We’ve used just about every reward chart and chore system in existence, from Supernanny charts or Melissa and Doug magnetic boards to homemade sticker posters and using change to teach money. In the end, we were bogged down with having too many systems–one for rewards and another for chores–and need a very visual way to accomplish both.
After a few months I can say the code has finally been cracked. Reward balls have been by far the best system we’ve used to reinforce positive behavior, institute chores for the kids and have even found a way to tie it into discipline. As a reference, our children are five and six.
Creating a Reward Balls™ System
Step 1: Purchase ping pong balls (Amazon.com) and a clear container (Walmart) and let the kids decorate the container.

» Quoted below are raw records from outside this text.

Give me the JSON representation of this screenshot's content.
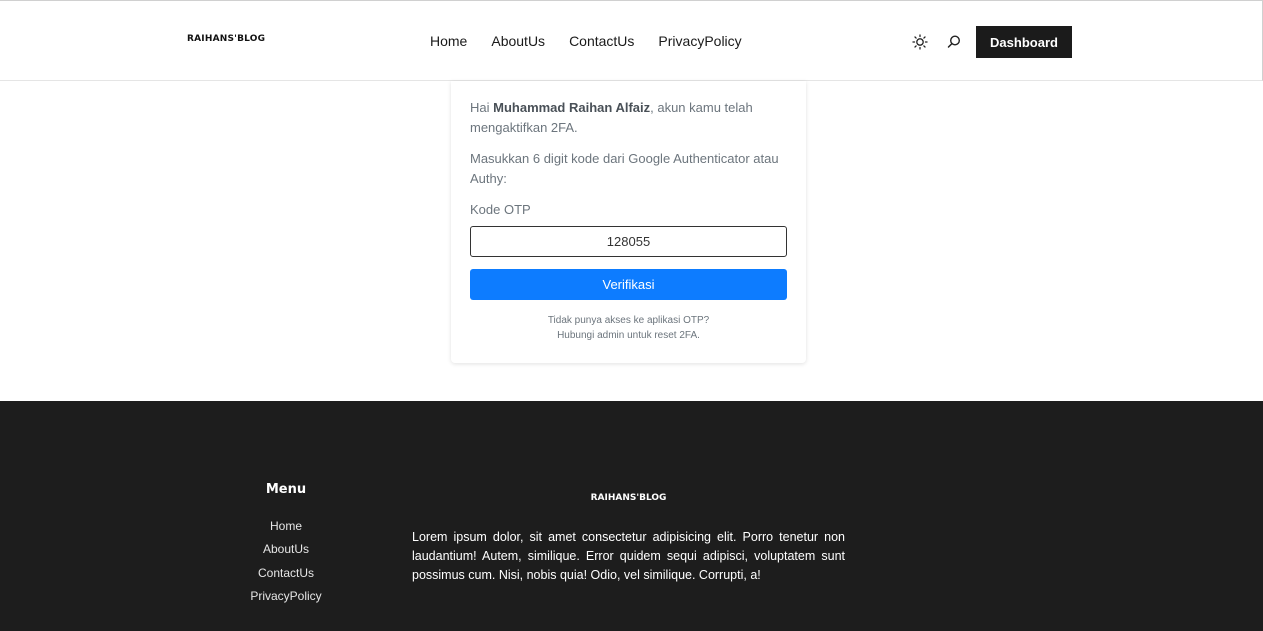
{
  "header": {
    "logo": "RAIHANS'BLOG",
    "nav": [
      "Home",
      "AboutUs",
      "ContactUs",
      "PrivacyPolicy"
    ],
    "icons": [
      "sun-icon",
      "search-icon"
    ],
    "dashboard_label": "Dashboard"
  },
  "card": {
    "greeting_prefix": "Hai ",
    "user_name": "Muhammad Raihan Alfaiz",
    "greeting_suffix": ", akun kamu telah mengaktifkan 2FA.",
    "instruction": "Masukkan 6 digit kode dari Google Authenticator atau Authy:",
    "otp_label": "Kode OTP",
    "otp_value": "128055",
    "verify_label": "Verifikasi",
    "help_line1": "Tidak punya akses ke aplikasi OTP?",
    "help_line2": "Hubungi admin untuk reset 2FA."
  },
  "footer": {
    "menu_title": "Menu",
    "menu_items": [
      "Home",
      "AboutUs",
      "ContactUs",
      "PrivacyPolicy"
    ],
    "logo": "RAIHANS'BLOG",
    "text": "Lorem ipsum dolor, sit amet consectetur adipisicing elit. Porro tenetur non laudantium! Autem, similique. Error quidem sequi adipisci, voluptatem sunt possimus cum. Nisi, nobis quia! Odio, vel similique. Corrupti, a!"
  },
  "colors": {
    "accent": "#0d7cff",
    "dark": "#1b1b1b",
    "footer_bg": "#1d1d1d"
  }
}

Step 2: Fill your container with balls to see how many it will take to fill. From there decide how easy/hard it will be to receive balls and how often you would like to reward. For instance, our container fills to approximately 30 balls, so we are pretty liberal in giving them. I am confortable with a reward every other week, but this is just a guide.
Step 3: Decide how they will earn balls and, if you are tying in discipline, how they will loose them. “They” say to keep rewards positive, so we never took away stickers etc. but one of our goals was to streamline this system and, for us, taking away balls works. The take away is up to you of course….if you do it just don’t tell “them”. We use Magic 1-2-3 for discipline, so if we’re home and have access to balls, “3” will often be the loss of a ball.
Step 4: Initiate! Tell them about the new system, create example scenarios and practice. The first time I actually took a ball away from my daughter cried her eyes out so be prepared. Now she is used to the system so there are no dramatics.
Example: We give balls for brushing hair without crying (a major score since balls alone have worked to accomplish this), making the bed, getting dressed 100% independently, two chores per day, learning time, caught being good (sharing, deep breaths to get calm, etc.).
Yesterday we hit Toys R’Us for a “reward surprises” as my daughter calls her reward. I let her roam the store for anything $15 or under. My son recently got a fish tank so his reward lately has been fish. We’ve also had ice cream parties, donut parties (they boy loves Dukin Donuts) or iPad apps if they are expensive ones ($4.99 and up for instance.)
For us, Reward Balls WORK and after a few years of trial and error, we’ve found a system to stick with permanently.